Provided by: nbd-client_3.13-1_amd64 bug


       /etc/nbdtab - configuration file for nbd-client




       This  file  allows  to  configure  predefined  connections  for nbd-client. It may contain
       multiple definitions, one per line, each of which contains four space-separated fields.

       To connect a device specified in the nbdtab file, run nbd-client(8) with the short name of
       that device as the sole argument. It will then look up the required information in nbdtab,
       and make the connection.

       Fields are separated from one another by any number of space or  tab  characters;  records
       are separated from one another by newline characters. The file may also contain any number
       of comments, which start with a '#' character and continue until the end of  the  line  or
       the end of the file, whichever is first.

       The file contains the following fields:

       1. The  short  name  of the device file. That is, it should contain the name of the device
          without the leading /dev/ part; e.g., it could say nbd0.

       2. The hostname (in case of a TCP socket) or filename (in case of a unix domain socket) on
          which the server is listening.

       3. The name of the export as exported by nbd-server.

       4. Any  extra  options. This field is optional (no pun intended), and need not appear in a
          file if no options are necessary. The options recognized by nbd-client(8) are specified
          below,  in  the  section  "Options".  Any  unknown options in this field will produce a
          warning by nbd-client, unless they are prepended by an underscore ('_') character;  the
          underscore is specifically reserved for local use, or for distribution customization.

       Every  command-line  nbd-client  option has a corresponding option in the nbdtab file, and
       vice versa; where this isn't the case, that is a bug.

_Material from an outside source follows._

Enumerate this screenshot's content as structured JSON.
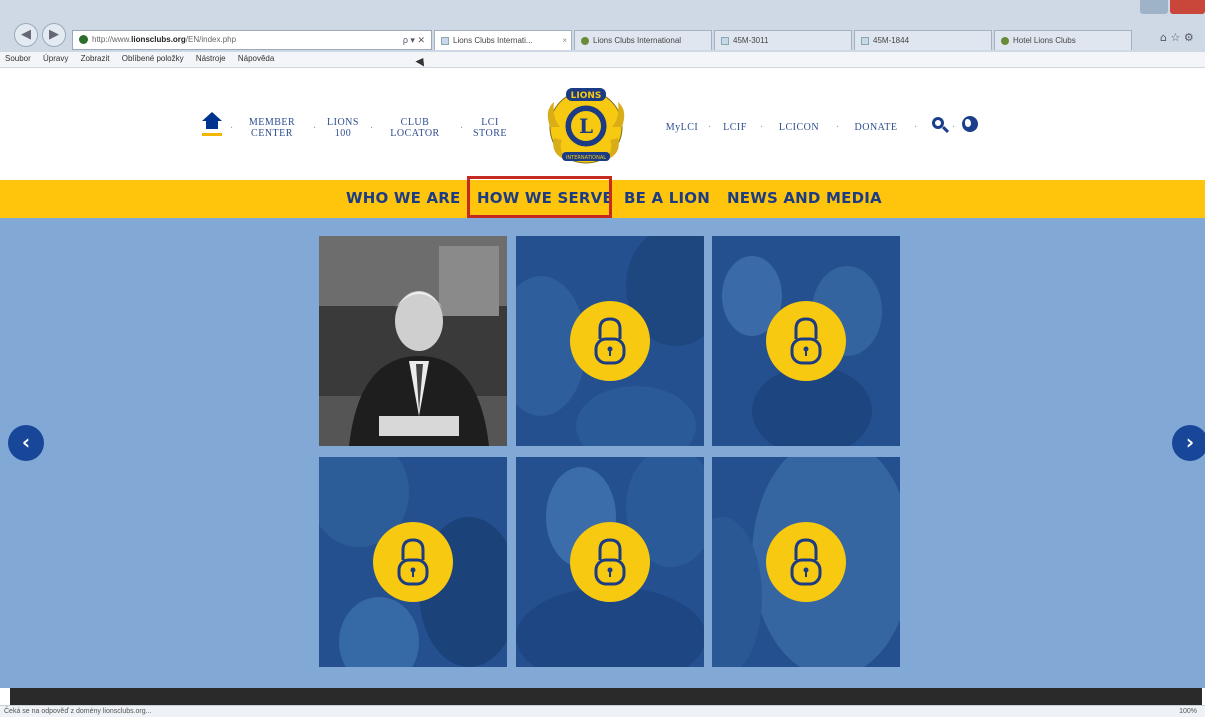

       Individual options in this field should  be  separated  from  one  another  by  the  comma

       bs=block size
              The  block  size  for this export. If this option is not used, the kernel's default
              will be used instead.

              Corresponds to the -b option on the command line.

       port=port number
              The port on which to communicate with the nbd-server. Defaults to the IANA-assigned
              port for NBD, 10809.

              The timeout. If this option is not specified, no timeout is configured.

              Corresponds to the -t option on the command line.

              Persist the connection, using the semantics of the -p command-line option.

       swap   Optimize for swap; -s.

       sdp    Use the Socket Direct protocol; -S.

       unix   Use a Unix Domain socket to connect to the server; -u.


       nbd-server (1), nbd-client (8), nbd-trdump (8)


       The  NBD  kernel  module  and  the  NBD  tools  were  originally  written  by Pavel Machek

       The Linux kernel module is now maintained by Paul  Clements  (,
       while the userland tools are maintained by Wouter Verhelst (<>)

       On  The  Hurd  there  is  a regular translator available to perform the client side of the
       protocol, and the use of nbd-client is not required. Please see the relevant documentation
       for more information.

       This  manual  page  was  written  by Wouter Verhelst (<>).  Permission is
       granted to copy, distribute and/or modify this document under the terms of the GNU General
       Public License, version 2, as published by the Free Software Foundation.


       A simple nbdtab file could look like this:

       # swap space, called "swapexport" on the server
       # optimize for swap, and try to reconnect upon disconnect.
       nbd0 swapexport swap,persist
       # other export, called "data" on the server. No options for this one.
       nbd1 data

                         : 2006-10-18 15:01:57 +0200 (wo, 18 okt 2006) $                NBDTAB(5)